Read week


Hi everyone!

How good does it feel to be safe at home?! Look around your room now for a minute and be give thanks for safety, a comfortable seat, a desk, opportunity to study and the ability to earn income.

This week is about travel medicine, infectious diseases and refugee medicine.

Travel is fantastic and should be encouraged. However, international travel carries with it inherent risks. It is important for each registrar to know how to do detailed travel counselling to include information about travel vaccination schedules, dealing with traveller’s diarrhoea, risk reduction strategies, and malaria prophylaxis.  Travel insurance should be emphasised.

It’s not uncommon for young men and women to attend the clinic for something quite benign like a contraception pill script or a common cold. Given the propensity for this population group for having sexually transmitted infections (STIs) it is very important to take a brief history around this. Identify their risk of different infections and test appropriately. While in the past a urine PCR was done on first catch urine, it is now recommended to do more opportunistic checks with a random urine. Don’t be afraid to treat for chlamydia/gonorrhoea if suspicious of infection before investigations return. 

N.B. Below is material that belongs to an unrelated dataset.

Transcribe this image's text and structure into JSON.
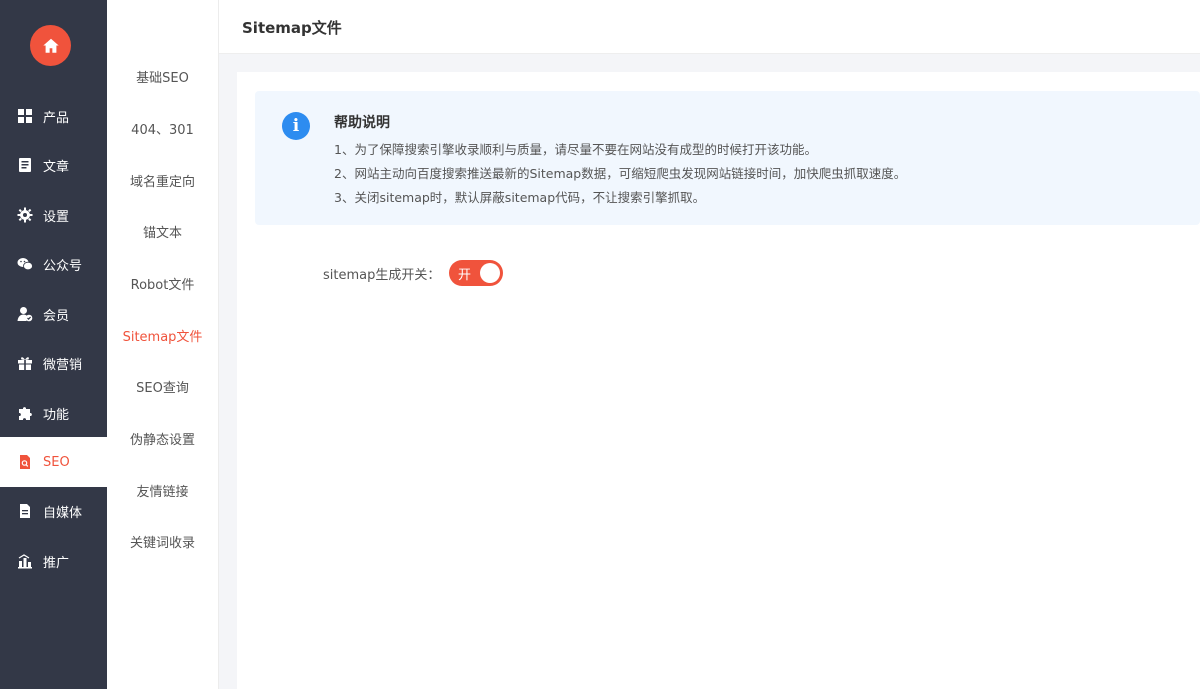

Hepatitis C and HIV positive patients need to be found in our community – and this needs to be done by appropriate screening for risk of blood virus transmission. Ask the patient about their sexual history (who sticks what where), use of IV drugs, history of incarceration etc. These conditions are now treatable and are not fatal as they once were. We need to destigmatise these conditions to encourage appropriate testing.

Look after yourself, and be grateful every day for where you are in the world!

Dr Andrew Harris
Director of Amadeus Education.

Presenting complaints:

These are the common presenting complaints that should be covered for this topic: Fever in the returned traveller (

Common conditions:

These are the common conditions that should be reviewed for this topic:


Important resources

Traveller’s diarrhoea

  • Advising travellers about management of travellers’ diarrhoea. AFP, January/February 2015. (

  • Parasitic causes of prolonged diarrhoea in travellers: Diagnosis and management. AFP, October 2012. (

  • Persistent Travelers’ Diarrhea. Centers for Disease Control and Prevention. (

Fever in Returned Travelers


STIs – including chlamydia, gonorrhoea, herpes simplex, syphilis, trichomoniasis,

Infections associated with sex – bacterial vaginosis, candidiasis

Refugee health

Hepatitis A

Hepatitis B

Hepatitis C


Travel Vaccines

Medication doses:

These are the medications and doses that should be learned for the exam:



Bacterial vaginosis

  • Metronidazole 400mg PO, BD with food for 7 days


  • Metronidazole 2g PO with food, stat.


  • Azithromycin 1g PO, stat


  • Ceftriaxone 500mg IMI stat in 2ml 1% lignocaine PLUS

  • Azithromycin 1g PO, stat

Genital Herpes

  • Valaciclovir 500mg PO, BD for 5-10 days


  • Benzathine penicillin 1.8g IMI, stat

Malaria Prophylaxis

  • Doxycyclin 100mg daily, starting 1-2 days prior and continuing until 4 weeks after returning.

Traveller’s diarrhoea

  • Azithromycin 1g PO, stat


  • Isoniazid 300mg + rifampicin 600mg PO daily for 6 months PLUS

  • Ethambutol 1200mg + pyrazinamide 2g PO daily for 2 months


Here are the list of recommended Checks that would be useful in your study for GP exams (accessed via subscription from

  • Immunology, November 2018
  • Allergies, March 2018
  • Infectious diseases, June 2017
  • Travel Health, January 2016
  • Infections, April 2014
  • Immunisation, May 2012

Focus on clinical skills:

Here is a brief focus on some OSCE preparation topics related to this topic:

Focus on medicolegal:

Here is a brief focus on the medicolegal issues covered in Australian Family Physician:

Copyright © 2021 Andrew Harris